The African spoonbill (Platalea alba) is a long-legged wading bird. The African spoonbill is almost unmistakable through most of its range. The breeding bird is all white except for its red legs and face and long grey spatulate bill. It has no crest, unlike the common spoonbill. Immature birds lack the red face and have a yellow bill. Unlike herons, spoonbills fly with their necks outstretched.
Habitat and Distribution
It lives in marshy wetlands with some open shallow water. The species is widespread across Africa and Madagascar, including Botswana, Kenya, Mozambique, Namibia, South Africa, and Zimbabwe.
The African spoonbill feeds in shallow water, and fishes for various fish, molluscs, amphibians, crustaceans, insects and larvae. The animal uses its open bill to catch foods by swinging it from side-to-side in the water, which catches foods in its mouth.
Nests in colonies in trees or reedbeds. The African spoonbill begins breeding in the winter, which lasts until spring.
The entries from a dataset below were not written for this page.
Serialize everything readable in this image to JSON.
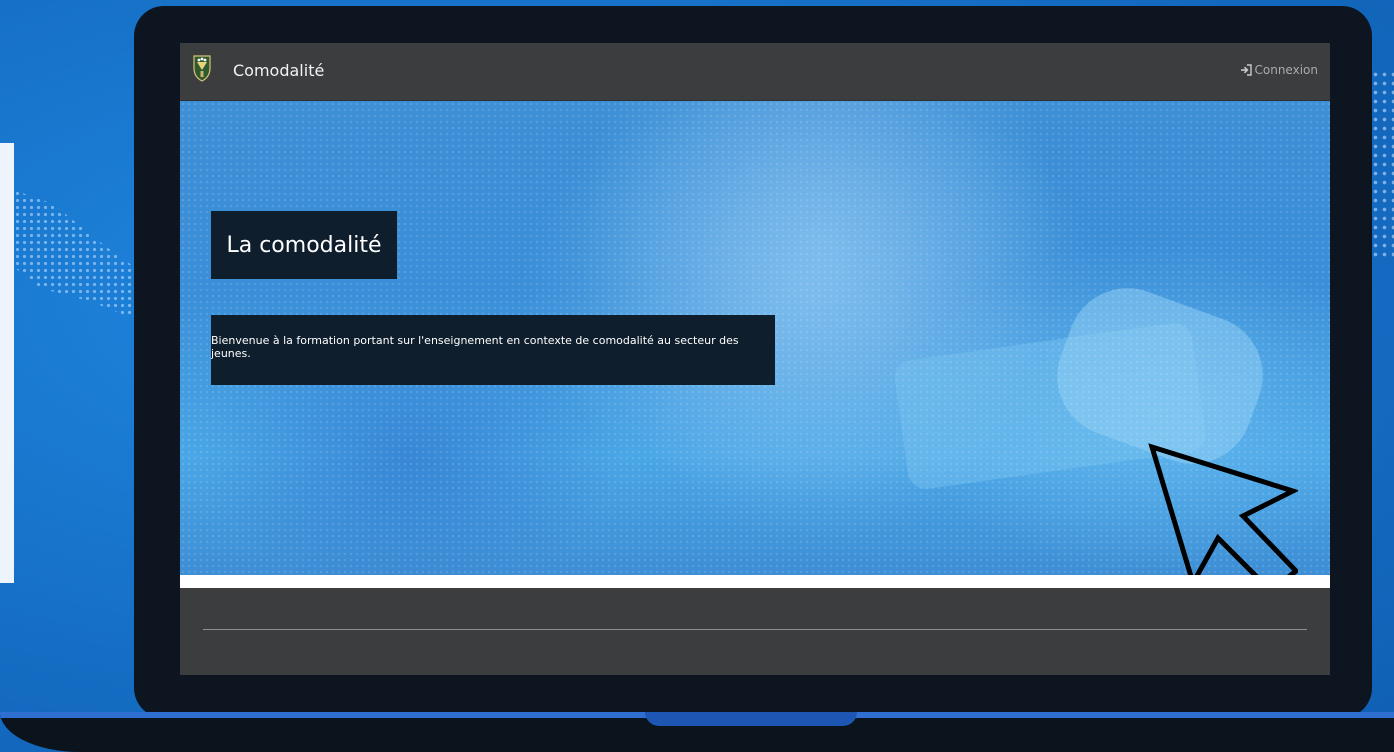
{
  "navbar": {
    "brand": "Comodalité",
    "login_label": "Connexion"
  },
  "hero": {
    "title": "La comodalité",
    "subtitle": "Bienvenue à la formation portant sur l'enseignement en contexte de comodalité au secteur des jeunes.",
    "slide_count": 2,
    "active_slide": 1
  },
  "icons": {
    "logo": "crest-logo-icon",
    "login": "sign-in-icon",
    "cursor": "mouse-pointer-icon"
  },
  "colors": {
    "navbar_bg": "#3b3d3f",
    "caption_bg": "#0f1e2c",
    "hero_blue": "#3a8fd8",
    "page_bg": "#1a73c9"
  }
}
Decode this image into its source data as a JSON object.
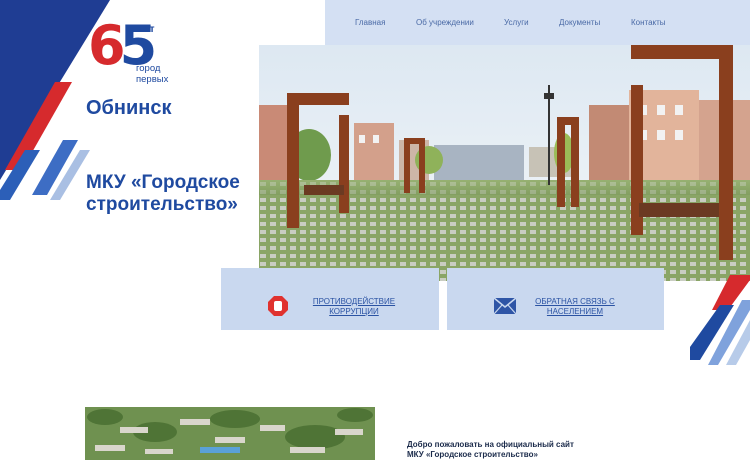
{
  "logo": {
    "number_six": "6",
    "number_five": "5",
    "years": "лет",
    "slogan_line1": "город",
    "slogan_line2": "первых"
  },
  "header": {
    "city": "Обнинск",
    "organization": "МКУ «Городское строительство»"
  },
  "nav": {
    "items": [
      "Главная",
      "Об учреждении",
      "Услуги",
      "Документы",
      "Контакты"
    ]
  },
  "cards": {
    "anticorruption": {
      "label_line1": "ПРОТИВОДЕЙСТВИЕ",
      "label_line2": "КОРРУПЦИИ",
      "icon": "stop-hand-icon"
    },
    "feedback": {
      "label_line1": "ОБРАТНАЯ СВЯЗЬ С",
      "label_line2": "НАСЕЛЕНИЕМ",
      "icon": "envelope-icon"
    }
  },
  "welcome": {
    "line1": "Добро пожаловать на официальный сайт",
    "line2": "МКУ «Городское строительство»"
  },
  "colors": {
    "brand_blue": "#1f4aa0",
    "brand_red": "#d62a2d",
    "nav_bg": "#d4e0f3",
    "card_bg": "#c9d8ef"
  }
}
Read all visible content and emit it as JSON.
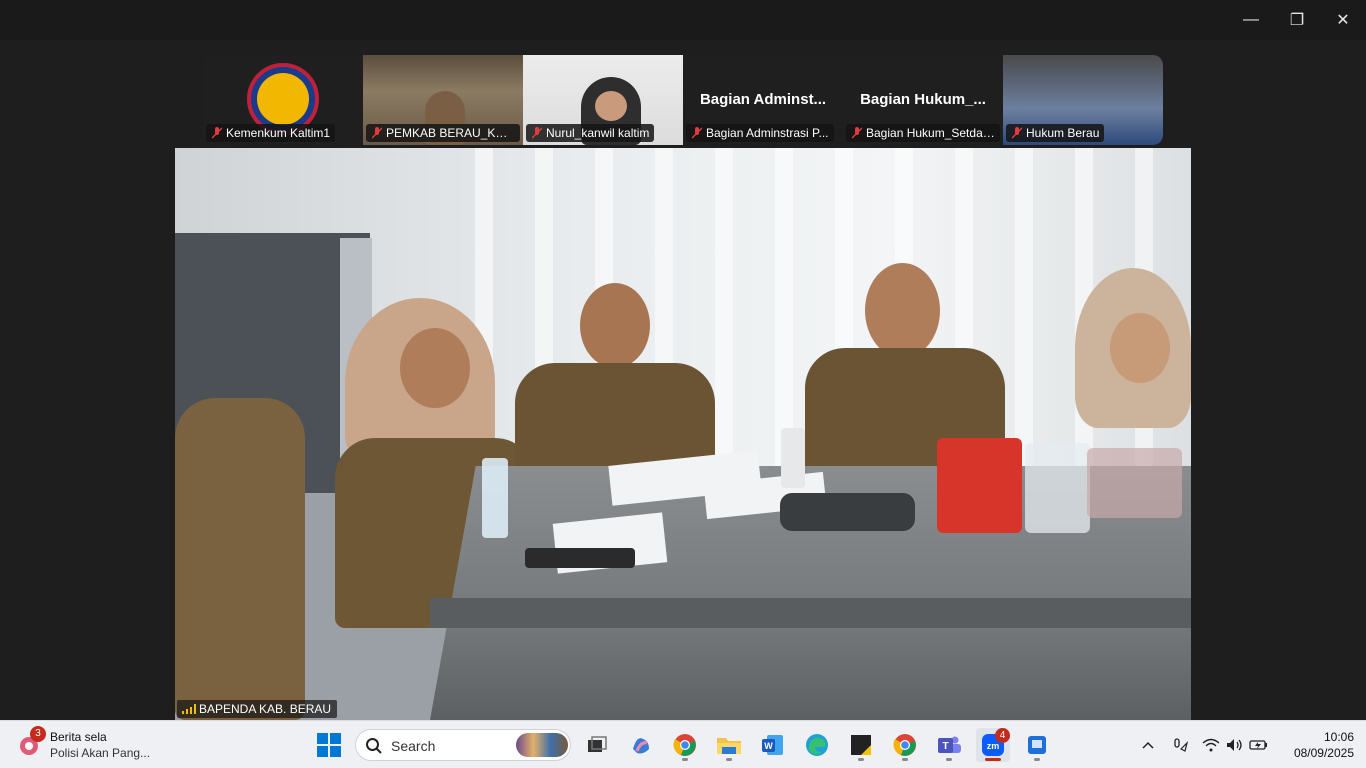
{
  "window": {
    "controls": {
      "minimize": "—",
      "maximize": "❐",
      "close": "✕"
    }
  },
  "thumbnails": [
    {
      "label": "Kemenkum Kaltim1",
      "muted": true,
      "kind": "logo"
    },
    {
      "label": "PEMKAB BERAU_KALT...",
      "muted": true,
      "kind": "video"
    },
    {
      "label": "Nurul_kanwil kaltim",
      "muted": true,
      "kind": "video"
    },
    {
      "big_name": "Bagian Adminst...",
      "label": "Bagian Adminstrasi P...",
      "muted": true,
      "kind": "name"
    },
    {
      "big_name": "Bagian Hukum_...",
      "label": "Bagian Hukum_Setda ...",
      "muted": true,
      "kind": "name"
    },
    {
      "label": "Hukum Berau",
      "muted": true,
      "kind": "video"
    }
  ],
  "speaker": {
    "label": "BAPENDA KAB. BERAU"
  },
  "taskbar": {
    "news": {
      "badge": "3",
      "title": "Berita sela",
      "subtitle": "Polisi Akan Pang..."
    },
    "search": {
      "placeholder": "Search"
    },
    "apps": [
      {
        "name": "task-view",
        "icon": "task-view-icon"
      },
      {
        "name": "copilot",
        "icon": "copilot-icon"
      },
      {
        "name": "chrome",
        "icon": "chrome-icon"
      },
      {
        "name": "file-explorer",
        "icon": "folder-icon"
      },
      {
        "name": "word",
        "icon": "word-icon"
      },
      {
        "name": "edge",
        "icon": "edge-icon"
      },
      {
        "name": "sticky",
        "icon": "sticky-icon"
      },
      {
        "name": "chrome-profile",
        "icon": "chrome-icon"
      },
      {
        "name": "teams",
        "icon": "teams-icon"
      },
      {
        "name": "zoom",
        "icon": "zoom-icon",
        "badge": "4",
        "active": true
      },
      {
        "name": "app-extra",
        "icon": "app-icon"
      }
    ],
    "clock": {
      "time": "10:06",
      "date": "08/09/2025"
    }
  },
  "colors": {
    "accent_red": "#c42b1c",
    "title_bar": "#1a1a1a",
    "taskbar": "#eef0f4"
  }
}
The spoonbill's nest, generally located in trees above water, is built from sticks and reeds and lined with leaves. Three to five eggs are laid by the female birds, usually during the months of April or May. The eggs are incubated by both parents for up to 29 days, and upon hatching the young birds are cared for by both parents for around 20 to 30 days. The birds are ready to leave the nest soon afterward, and begin flying after another four weeks.